(Beginning of Data for processing)

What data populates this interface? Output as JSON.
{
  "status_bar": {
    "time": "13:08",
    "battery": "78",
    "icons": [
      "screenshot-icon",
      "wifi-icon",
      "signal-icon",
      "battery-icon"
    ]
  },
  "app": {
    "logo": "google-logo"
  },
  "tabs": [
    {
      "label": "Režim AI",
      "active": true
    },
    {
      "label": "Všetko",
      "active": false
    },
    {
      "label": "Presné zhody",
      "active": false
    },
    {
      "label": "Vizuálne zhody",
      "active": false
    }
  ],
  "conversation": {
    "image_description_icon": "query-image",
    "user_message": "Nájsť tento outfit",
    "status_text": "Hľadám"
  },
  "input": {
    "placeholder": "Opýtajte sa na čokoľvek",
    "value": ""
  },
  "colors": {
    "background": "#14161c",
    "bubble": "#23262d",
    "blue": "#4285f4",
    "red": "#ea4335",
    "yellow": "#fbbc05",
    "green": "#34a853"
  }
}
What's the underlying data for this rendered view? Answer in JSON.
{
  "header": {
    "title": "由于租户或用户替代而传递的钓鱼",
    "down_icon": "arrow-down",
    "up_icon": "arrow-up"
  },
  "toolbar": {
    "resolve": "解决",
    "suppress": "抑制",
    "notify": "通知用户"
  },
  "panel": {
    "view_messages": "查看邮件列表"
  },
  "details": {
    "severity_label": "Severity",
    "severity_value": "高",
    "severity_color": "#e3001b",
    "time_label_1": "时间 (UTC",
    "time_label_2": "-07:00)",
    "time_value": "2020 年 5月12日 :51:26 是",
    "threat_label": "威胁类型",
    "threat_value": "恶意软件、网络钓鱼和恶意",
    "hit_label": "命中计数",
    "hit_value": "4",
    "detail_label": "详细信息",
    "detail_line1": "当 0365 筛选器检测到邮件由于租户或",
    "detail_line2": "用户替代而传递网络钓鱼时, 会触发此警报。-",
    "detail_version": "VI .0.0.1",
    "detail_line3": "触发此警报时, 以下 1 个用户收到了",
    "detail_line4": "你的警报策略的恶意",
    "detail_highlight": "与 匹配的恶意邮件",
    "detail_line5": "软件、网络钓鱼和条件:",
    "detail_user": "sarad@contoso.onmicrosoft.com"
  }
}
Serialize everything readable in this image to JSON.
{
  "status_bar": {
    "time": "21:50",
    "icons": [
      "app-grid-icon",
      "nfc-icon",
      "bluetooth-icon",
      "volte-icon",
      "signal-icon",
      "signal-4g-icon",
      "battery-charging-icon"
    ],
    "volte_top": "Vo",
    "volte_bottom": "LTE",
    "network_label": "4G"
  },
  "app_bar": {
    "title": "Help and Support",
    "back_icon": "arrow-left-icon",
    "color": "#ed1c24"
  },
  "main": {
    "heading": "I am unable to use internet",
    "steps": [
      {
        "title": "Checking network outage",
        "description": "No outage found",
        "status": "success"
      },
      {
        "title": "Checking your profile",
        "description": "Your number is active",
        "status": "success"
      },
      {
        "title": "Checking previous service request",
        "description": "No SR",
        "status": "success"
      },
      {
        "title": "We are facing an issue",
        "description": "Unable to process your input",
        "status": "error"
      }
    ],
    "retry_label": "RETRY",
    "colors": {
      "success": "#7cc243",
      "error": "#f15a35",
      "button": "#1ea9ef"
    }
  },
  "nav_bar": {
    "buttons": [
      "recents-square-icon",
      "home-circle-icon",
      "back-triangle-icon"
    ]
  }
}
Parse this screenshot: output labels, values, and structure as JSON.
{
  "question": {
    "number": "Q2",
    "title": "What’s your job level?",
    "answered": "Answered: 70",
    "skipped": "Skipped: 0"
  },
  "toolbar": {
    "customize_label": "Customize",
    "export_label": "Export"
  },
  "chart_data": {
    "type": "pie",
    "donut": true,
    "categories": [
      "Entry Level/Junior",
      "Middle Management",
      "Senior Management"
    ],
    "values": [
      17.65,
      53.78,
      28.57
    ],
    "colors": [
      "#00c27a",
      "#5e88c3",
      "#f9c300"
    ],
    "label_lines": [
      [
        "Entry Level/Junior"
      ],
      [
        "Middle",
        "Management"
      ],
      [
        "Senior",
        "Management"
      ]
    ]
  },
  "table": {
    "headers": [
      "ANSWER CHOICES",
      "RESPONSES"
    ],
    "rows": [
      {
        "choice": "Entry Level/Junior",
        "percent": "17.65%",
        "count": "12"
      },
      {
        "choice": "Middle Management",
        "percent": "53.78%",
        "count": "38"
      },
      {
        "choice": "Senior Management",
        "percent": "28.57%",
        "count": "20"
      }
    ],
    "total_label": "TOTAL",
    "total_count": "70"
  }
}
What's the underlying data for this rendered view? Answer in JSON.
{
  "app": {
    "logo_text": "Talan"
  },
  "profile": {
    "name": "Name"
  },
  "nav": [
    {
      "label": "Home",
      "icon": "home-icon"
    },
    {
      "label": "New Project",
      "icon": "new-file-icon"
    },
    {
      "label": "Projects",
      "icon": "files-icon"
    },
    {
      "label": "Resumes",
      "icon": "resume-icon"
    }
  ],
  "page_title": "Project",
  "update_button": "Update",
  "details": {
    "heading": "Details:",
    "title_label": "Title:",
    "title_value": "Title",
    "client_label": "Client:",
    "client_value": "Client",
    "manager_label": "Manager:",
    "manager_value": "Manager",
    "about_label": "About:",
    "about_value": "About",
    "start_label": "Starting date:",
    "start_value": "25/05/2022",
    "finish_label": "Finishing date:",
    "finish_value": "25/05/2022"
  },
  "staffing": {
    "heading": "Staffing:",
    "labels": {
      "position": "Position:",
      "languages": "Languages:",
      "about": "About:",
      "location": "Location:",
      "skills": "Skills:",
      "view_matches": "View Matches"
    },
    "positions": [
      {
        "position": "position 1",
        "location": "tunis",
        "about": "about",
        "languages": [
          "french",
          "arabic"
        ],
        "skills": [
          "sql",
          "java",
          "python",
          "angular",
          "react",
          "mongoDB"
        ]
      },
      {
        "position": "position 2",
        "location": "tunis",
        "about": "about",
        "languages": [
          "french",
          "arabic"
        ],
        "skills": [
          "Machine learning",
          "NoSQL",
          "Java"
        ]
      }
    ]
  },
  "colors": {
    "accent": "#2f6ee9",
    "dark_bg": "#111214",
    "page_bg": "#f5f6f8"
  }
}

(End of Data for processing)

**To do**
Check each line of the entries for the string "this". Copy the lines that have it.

**Task result**
What data populates this interface? Output as JSON.
What's the underlying data for this rendered view? Answer in JSON.
Serialize everything readable in this image to JSON.
Parse this screenshot: output labels, values, and structure as JSON.
What's the underlying data for this rendered view? Answer in JSON.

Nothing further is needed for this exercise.